Perkins School for the Blind has released its 2023 Holiday Gift Guide for All: Embrace the spirit of inclusion. Their guide, geared for children and adults who are blind, visually impaired, or disabled, offers “52 empowering and inclusive gift ideas” that support small businesses as well. A key pointer is to be mindful of the preferences of the individual, whether they enjoy tech gadgets, classic toys, or clothing, for example. When shopping in locally owned toy stores, ask about their products that are inclusive and accessible.  Some examples, by category, are:
For the fashion minded: Adaptive warm weather clothing, like custom ponchos or adapted coats, are available from Etsy creators, such as ElaineSearer or MBCozyCapes for children; and Eye Power Kids Wear.
Toys for all ages: Sensory toys like LEGO braille bricks, texture books, a lava lamp, and Light Up Magna tiles are just a few gift ideas.
For the cook or food aficionado: The Lake Geneva Coffee Roastery, is owned and run by Jeremiah Fox, who is legally blind and uses his other senses to create his products. Fox uses talking timers and tactile points on machine controls to adjust the temperature and airflow. Bowls, pots, and more items for use in cooking and serving can be purchased from John Furniss, a woodworker who is blind.
Tech gifts: Innovative, cutting-edge tech options that prioritize accessibility can be explored. Examples are Feelif, a tablet with a special tactile grid for a multi-sensory experience, and the DotWatch, a smart braille watch that can be used for telling time, answering calls, and reading messages.

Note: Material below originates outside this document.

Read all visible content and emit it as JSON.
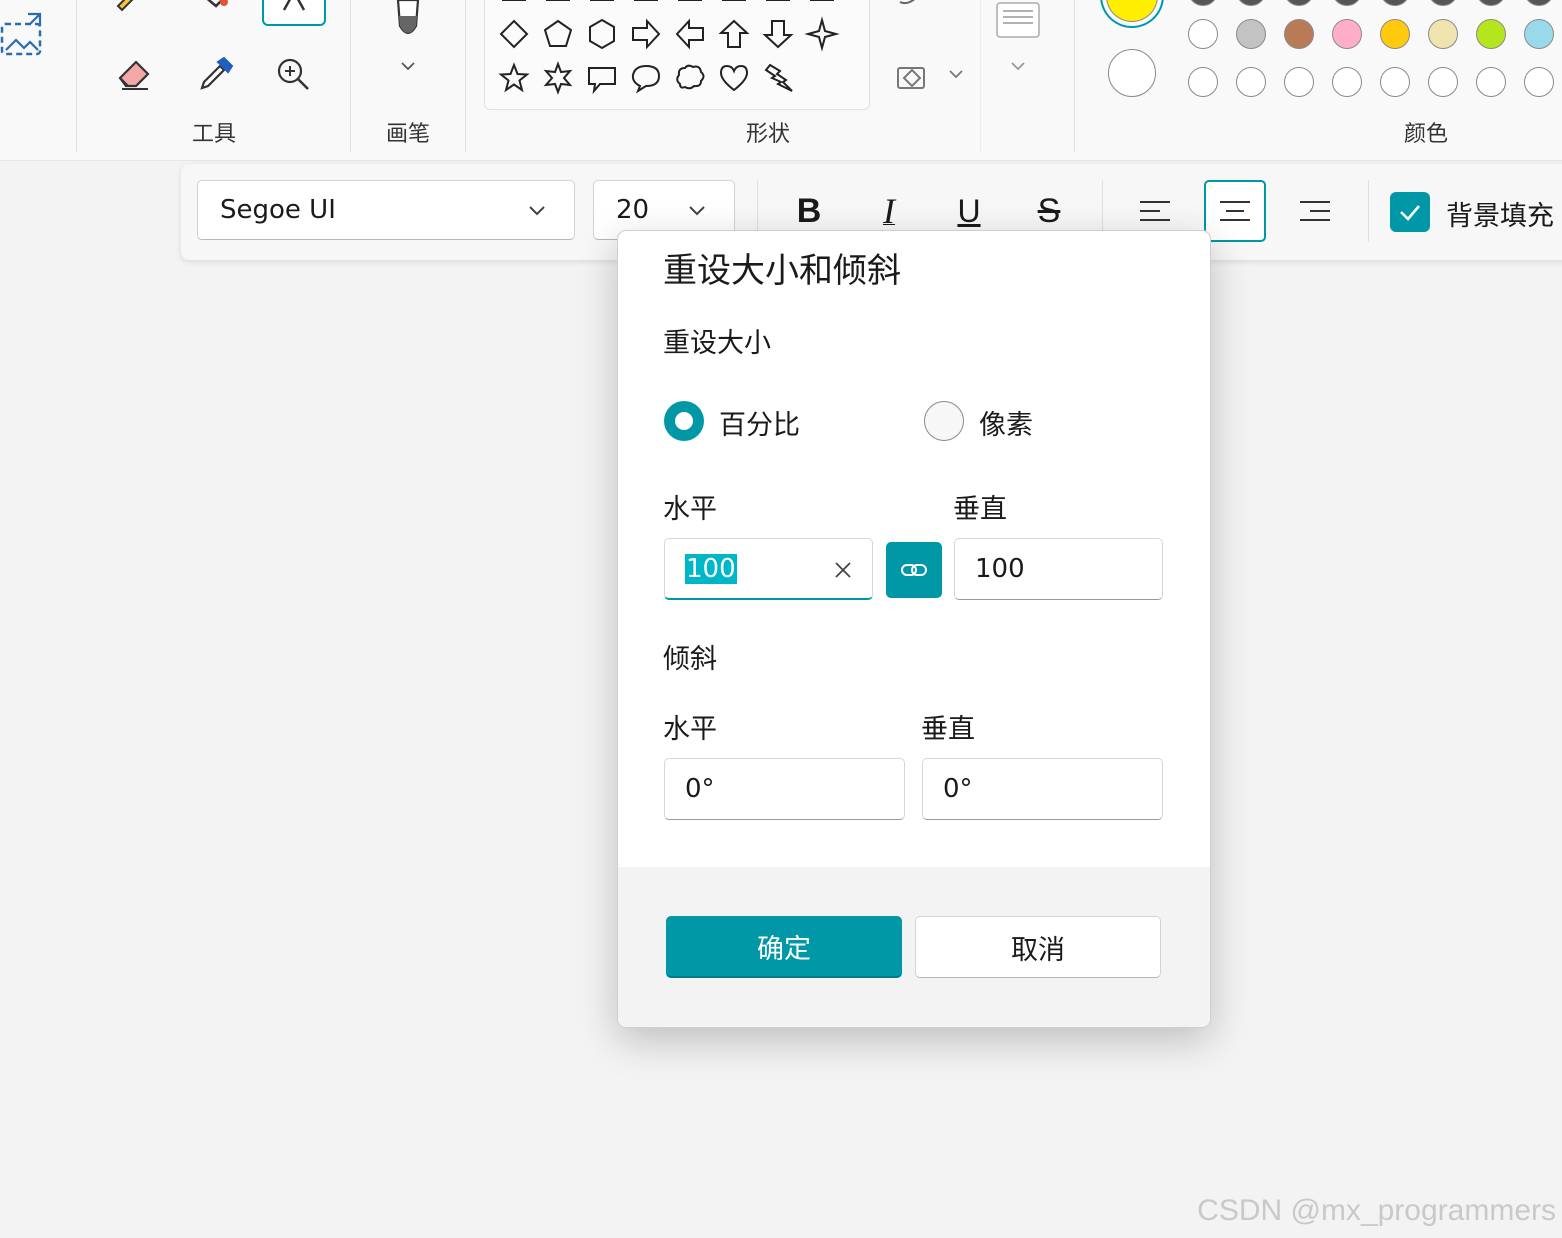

These are just a few examples of suppliers and products available for purchase as holiday gifts. Other categories for gift selections include inclusive options like braille and tactile books, musical instruments, sensory art and craft activities, and more. For additional details, visit the Perkins webpage featuring the 2023 Holiday Gift Guide for all: Embrace the spirit of inclusion.

APH (American Printing House for the Blind) Connect Center offers a variety of gift suggestions from VisionAware peer advisory and contributors. These include:
For those who enjoy games: Board games, such as Scrabble, Checkers, Monopoly, and others feature braille/large print game pieces and/or tactile markings and can be purchases from a number of sources, such as Maxi-Aids, the Braille Bookstore, and Independent Living Aids. Information is available from Mattel on the UNO Braille Family Game for Blind and Low Vision Players.
For cooking: Large print tactile measuring cups and spoons can be helpful as well as a kitchen timer with large print or braille or smart speakers, like the Amazon Echo Dot or Google Assistant,, that can be used to set a timer and more.
More tech gifts: The Amazon Echo or Google digital assistants, mentioned above, can also be set up to ask about the weather, news, play games, and listen to music, to name a few examples. Smart speakers are controlled by voice and can also be a useful gift for a person who is blind or has low vision.
Small practical gifts: A large display or talking calculator, check writing and hand writing guides are useful and simple. Electronic voice labeling products, such as PenFriend 3 Voice Labeling System or VOXCOM II 100, are available, as well as simple, inexpensive options like touch dots. Visit Maxi Aids for a comprehensive list of labelers.
Read more  on the APH Connect Center webpage featuring Gift Ideas for People Who Are Blind or Low Vision.

The Blind Guide, featuring resources for people who are blind or visually impaired, has updated their Holiday Gift Giving Guide for 2023. They offer tangible tips to help gift givers. For example, ask open-ended questions, such as “How do you keep track of what’s in your refrigerator? How do you find your way to a new destination?” That could lead to responses with references to specific products on their “wish list.” Local associations for the blind can provide assistance as well, where samples of products, especially technology, may be on display with the opportunity to try out the device(s). Gift suggestions are included as well, such as purchasing from Two Blind Brothers, a company run by siblings who both have Stargardt Disease. For more tips and gift ideas, visit The Blind Guide webpage featuring their Holiday Gift Giving Guide.